- Movie premieres used to be better, too, even when they were for art-house films by Samuel Beckett starring Buster Keaton: “Film premiered on September 4, 1965 … Rex Reed, in the New York Times, described the scene: ‘several hundred bikini-clad starlets’ surrounding the likes of Luchino Visconti, Michelangelo Antonioni, and Jean-Luc Godard, and then Keaton, looking ‘for all the world like the kind of man dogs kick,’ with ‘his pants a little baggy’ and ‘his hat a bit crushed.’ Keaton said it was the first time he’d ever been invited to a film festival. Critics mostly panned the movie—but then Keaton hadn’t given them much to go on. ‘Heck, I’d be the last one in the world to comment,’ he told Reed, ‘because I didn’t know what those guys were doing half the time.’ ”
- The “shot reverse shot” is a fundamental filmmaking technique: you turn the camera on one character, then you turn another camera on whatever that character is looking at, and boom, you’re making movies. But the Coen brothers take the technique in another direction, according to Tony Zhou: their filmography “is full of shot reverse shots that feel both ‘kind of uncomfortable, and kind of funny,’ a visual evocation of the Coen brothers’ frequent use of isolated characters trapped in ‘situations they really have no control over’—and because of the choice of lens and placement of the camera, ‘you’re trapped with them.’ And that setup gives them a host of options when they want to emphasize or even exaggerate certain qualities of the characters talking or the situation the story has put them in.”
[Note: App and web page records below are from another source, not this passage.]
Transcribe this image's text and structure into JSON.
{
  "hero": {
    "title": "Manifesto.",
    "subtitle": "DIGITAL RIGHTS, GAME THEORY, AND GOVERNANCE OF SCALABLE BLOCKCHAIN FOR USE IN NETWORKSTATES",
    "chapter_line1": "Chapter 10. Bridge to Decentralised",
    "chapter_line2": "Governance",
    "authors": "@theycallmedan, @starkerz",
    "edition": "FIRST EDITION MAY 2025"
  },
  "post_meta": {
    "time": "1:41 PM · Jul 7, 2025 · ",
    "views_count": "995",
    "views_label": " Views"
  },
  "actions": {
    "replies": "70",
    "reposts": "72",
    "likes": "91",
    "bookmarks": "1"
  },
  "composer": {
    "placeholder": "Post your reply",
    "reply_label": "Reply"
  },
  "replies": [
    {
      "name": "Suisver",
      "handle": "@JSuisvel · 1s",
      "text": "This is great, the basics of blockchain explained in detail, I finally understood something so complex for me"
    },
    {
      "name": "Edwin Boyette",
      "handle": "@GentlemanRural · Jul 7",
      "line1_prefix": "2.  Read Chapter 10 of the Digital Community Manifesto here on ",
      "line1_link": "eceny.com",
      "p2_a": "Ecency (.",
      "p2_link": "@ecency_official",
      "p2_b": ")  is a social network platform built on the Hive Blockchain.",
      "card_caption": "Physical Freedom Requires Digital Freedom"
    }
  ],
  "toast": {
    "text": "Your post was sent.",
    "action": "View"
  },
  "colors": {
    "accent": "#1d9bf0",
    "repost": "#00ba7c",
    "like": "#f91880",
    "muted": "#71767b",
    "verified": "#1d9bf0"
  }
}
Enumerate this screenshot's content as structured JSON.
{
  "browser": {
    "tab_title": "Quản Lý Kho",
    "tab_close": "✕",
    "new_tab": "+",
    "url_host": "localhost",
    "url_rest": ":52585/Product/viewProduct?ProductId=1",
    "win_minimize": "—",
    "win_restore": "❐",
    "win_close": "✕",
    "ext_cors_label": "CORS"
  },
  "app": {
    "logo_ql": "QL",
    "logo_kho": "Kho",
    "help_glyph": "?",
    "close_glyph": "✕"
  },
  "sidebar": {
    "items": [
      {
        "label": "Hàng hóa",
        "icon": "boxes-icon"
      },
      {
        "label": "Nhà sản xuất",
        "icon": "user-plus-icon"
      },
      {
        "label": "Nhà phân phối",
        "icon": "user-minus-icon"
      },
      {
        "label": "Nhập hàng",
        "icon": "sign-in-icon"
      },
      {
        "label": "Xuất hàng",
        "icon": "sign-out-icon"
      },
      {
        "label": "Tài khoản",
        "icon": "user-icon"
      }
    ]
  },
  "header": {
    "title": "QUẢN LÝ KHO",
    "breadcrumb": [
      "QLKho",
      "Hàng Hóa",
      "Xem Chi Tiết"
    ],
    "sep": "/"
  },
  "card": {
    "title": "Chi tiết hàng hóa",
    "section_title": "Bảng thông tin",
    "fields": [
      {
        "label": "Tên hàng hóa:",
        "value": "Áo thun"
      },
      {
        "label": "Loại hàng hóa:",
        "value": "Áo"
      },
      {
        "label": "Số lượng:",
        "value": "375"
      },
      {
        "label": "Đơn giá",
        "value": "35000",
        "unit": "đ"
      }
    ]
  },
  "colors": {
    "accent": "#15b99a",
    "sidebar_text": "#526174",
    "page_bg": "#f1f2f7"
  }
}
November 26, 2015 | by The Paris Review
Call yourself a foodie? Put down that cider-brined drumstick and order your copy of our Winter issue, including our Art of Nonfiction interview with Jane and Michael Stern, whose pioneering Roadfood first got Americans thinking about regional cuisine:
Our grand idea was to review every restaurant in America, which seemed like a really easy thing to do, considering neither of us had ever been anywhere … We just opened a Rand McNally map and said, Piece of cake. Three years later, we were still on the road.
Then there’s our interview with Gordon Lish, in which the editor of Raymond Carver, Don DeLillo, Joy Williams, Barry Hannah, and Harold Brodkey explains how he’s able to tell “shit from Shinola”:
I’ve got the fucking gift for it. Instinct, call it … I don’t go along—but am furious when others don’t go along with me. How can they not revere what I revere? How is it that my gods are invisible to them? It’s inexcusable but, of course, wretchedly expectable. Am I a zealot, a terrorist, out on my own limb? Yes, with a vengeance!
You’ll also find lost translations from Samuel Beckett; new translations by Lydia Davis; new fiction from Lydia Davis, Nell Freudenberger, Andrew Martin, Christopher Sorrentino, and David Szalay; the third installment of Chris Bachelder’s comic masterpiece The Throwback Special; poems by Anne Carson, Henri Cole, Jeff Dolven, Mark Ford, Kenneth Irby, Maureen N. McLane, Sharon Olds, and Jana Prikryl; and a portfolio of Richard Diebenkorn’s sketchbooks.
Get your copy now. And remember that a subscription to The Paris Review makes a great gift—especially when it comes with a free copy of our new anthology, The Unprofessionals. At just $40, it’s the best holiday deal around.